  • I don’t think there was a moment where how my partner and I behave in a relationship changed… it’s more about slow shifts rather than sudden, pivotal moments
  • I realise I don’t need everything from my partner — I have more social relationships and work mentors for example
  • I need more constant reminders to accept people where they are — I try to change people in the way that I think is good for them, and when it doesn’t work, it really bothers me
  • Luckily, we were very open in the beginning — about not wanting children, about feeling smothered in exclusive relationships, about wanting the possibility of seeing other people. This openness has greatly helped deepen our trust and intimacy with each other.
  • How do I know what they want if they don’t communicate? What are different ways of communicating? How do I get this started?


  • Romantically and sexually exclusive relationships are the norm, it seems — a partner is a lover, best friend, support, and challenger. Cheating is defined differently between people, but is often kissing or genital contact, but flirting or watching porn may also be considered. The stereotype is to date for X years, then move in and get married and have kids.
  • In my relationships, I can’t and don’t want to impose rules. You do what you want, and I don’t want to keep you from what you want. We stay safe, communicative, and supportive. This may be called relationship anarchy.
  • In my marriage, we value our time and connection with each other above all else and check-in often on that. We do not limit outside romantic or sexual relationships. We have different preferences with how much we share with the other and how much we want to know in advance, and discuss this as needed!
  • Each person I might be in a relationship with is different, and I create a unique relationship together with that person that works really well for the both of us!
  • I know my preferences, but I don’t want to “over design,” set specific expectations outright, or compare different structures. I’m ok with this area being ambiguous until its explored with my partner(s).
  • A theme I see in all these relationships is a strong focus on communication — on knowing one’s own desires, preferences, boundaries, and being open and brave by discussion them

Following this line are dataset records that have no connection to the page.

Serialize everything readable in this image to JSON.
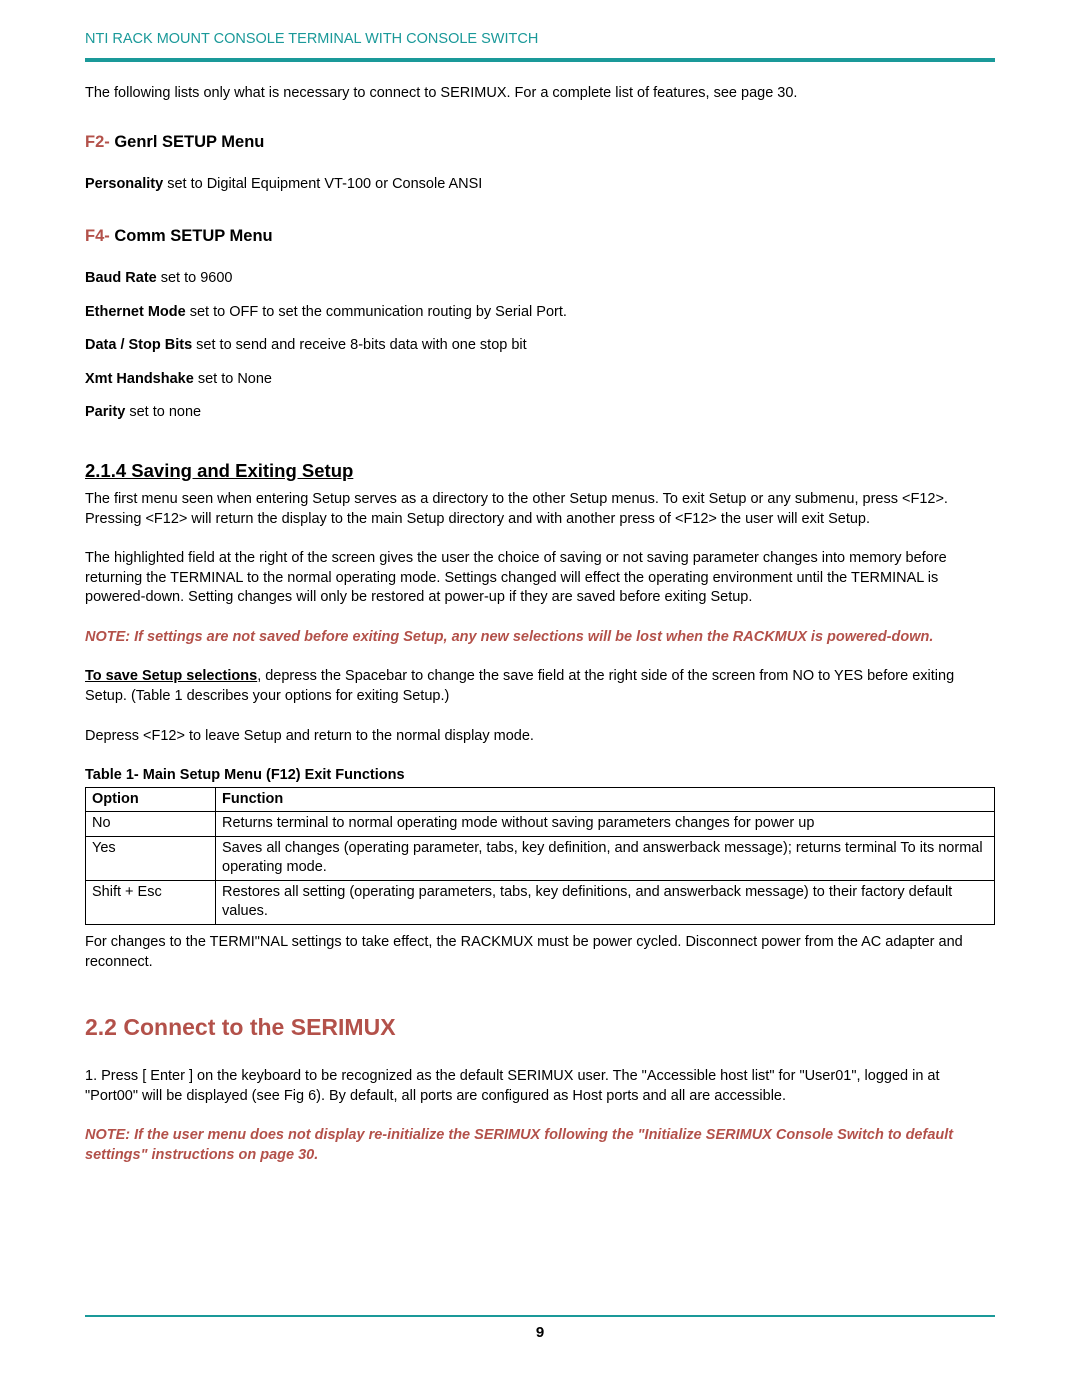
{
  "header": {
    "title": "NTI RACK MOUNT CONSOLE TERMINAL WITH CONSOLE SWITCH"
  },
  "intro": "The following lists only what is necessary to connect to SERIMUX.    For a complete list of features,  see page 30.",
  "f2": {
    "prefix": "F2-",
    "title": " Genrl SETUP Menu",
    "personality_label": "Personality",
    "personality_text": "  set to Digital Equipment VT-100 or  Console ANSI"
  },
  "f4": {
    "prefix": "F4-",
    "title": " Comm SETUP Menu",
    "baud_label": "Baud Rate",
    "baud_text": " set to 9600",
    "eth_label": "Ethernet Mode",
    "eth_text": " set to OFF to set the communication routing by Serial Port.",
    "data_label": "Data / Stop Bits",
    "data_text": " set to send and receive 8-bits data with one stop bit",
    "xmt_label": "Xmt Handshake",
    "xmt_text": " set to None",
    "parity_label": "Parity",
    "parity_text": " set to none"
  },
  "saving": {
    "heading": "2.1.4 Saving and Exiting Setup",
    "p1": "The first menu seen when entering Setup serves as a directory to the other Setup menus. To exit Setup or any submenu, press <F12>.    Pressing <F12> will return the display to the main Setup directory and with another press of <F12> the user will exit Setup.",
    "p2": "The highlighted field at the right of the screen gives the user the choice of saving or not saving parameter changes into memory before returning the TERMINAL to the normal operating mode.    Settings changed will effect the operating environment until the TERMINAL is powered-down. Setting changes will only be restored at power-up if they are saved before exiting Setup.",
    "note": "NOTE:  If settings are not saved before exiting Setup, any new selections will be lost when the RACKMUX is powered-down.",
    "save_label": "To save Setup selections",
    "save_text": ", depress the Spacebar to change the save field at the right side of the screen from NO to YES before exiting Setup. (Table 1 describes your options for exiting Setup.)",
    "p3": "Depress <F12> to leave Setup and return to the normal display mode.",
    "table_caption": "Table 1- Main Setup Menu (F12) Exit Functions",
    "table": {
      "h_option": "Option",
      "h_function": "Function",
      "rows": [
        {
          "option": "No",
          "function": "Returns terminal to normal operating mode without saving parameters changes for power up"
        },
        {
          "option": "Yes",
          "function": "Saves all changes (operating parameter, tabs, key definition, and answerback message); returns terminal To its normal operating mode."
        },
        {
          "option": "Shift + Esc",
          "function": "Restores all setting (operating parameters, tabs, key definitions, and answerback message) to their factory default values."
        }
      ]
    },
    "after_table": "For changes to the TERMI\"NAL settings to take effect, the RACKMUX must be power cycled.    Disconnect power from the AC adapter and reconnect."
  },
  "connect": {
    "heading": "2.2 Connect to the SERIMUX",
    "p1": "1.    Press [ Enter ] on the keyboard to be recognized as the default SERIMUX user. The \"Accessible host list\" for \"User01\", logged in at \"Port00\" will be displayed (see Fig 6).  By default, all ports are configured as Host ports and all are accessible.",
    "note": "NOTE:  If the user menu does not display re-initialize the SERIMUX following the \"Initialize SERIMUX Console Switch to default settings\" instructions on page 30."
  },
  "page_number": "9"
}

  • Until I found out my own patterns, it was a self-fulfilling prophecy
  • I’m a huge people pleaser… I want to make others happy and think others come before me, often sacrificing my own happiness. I want to remember that it is ok for me to be happy, too.
  • I don’t fight, I negotiate. Strategizing ALL the time is very tiring…
  • I suspect everyone is manipulative... I think, “he’s just saying that he’s shy to get girls – he’s not really shy”
  • I’m addicted to new relationship energy — so much excitement and nervousness!
  • Control. I’m always wondering if I have more control or if they have more control — how much do they impact me and vice versa. Now, I try to be more vulnerable, and give up control.
  • I often try to “win” the relationship.
  • I ask myself “why am I having this response to what they said/did?” What am I assuming or what am I afraid of?


  • I trust that my partners are doing things in good faith –– they do not want to hurt me. If they did, it is not their intention, and we can talk about what happened.
  • I imagine trust as a bank. When trust bank is at 0, everything is suspicious – doesn’t matter what what the other person did. Need to build that trust up before anything works.
  • Trust that they will lean in to you.
  • When people say “I love you,” it kind of means “I want to possess you,” “stay with me,” I want to have you”
  • Love versus Loving – “We talk of love as if it were just one thing: in fact, it’s two very different moves, Loving and Being Loved.” from School of Life
  • Love as verb versus as a noun — practice the activity of love. Unconditional vs just happening to really like the way you are now
  • I think the test of love is mostly when something really difficult happens — chronic illnesses, disability, financial instability, etc.

 I hope you enjoyed our questions/takeaways/perspectives! Take from this just what is useful or interesting to you.

Angela OgnevDate -> Marry -> Kids !?
Share this post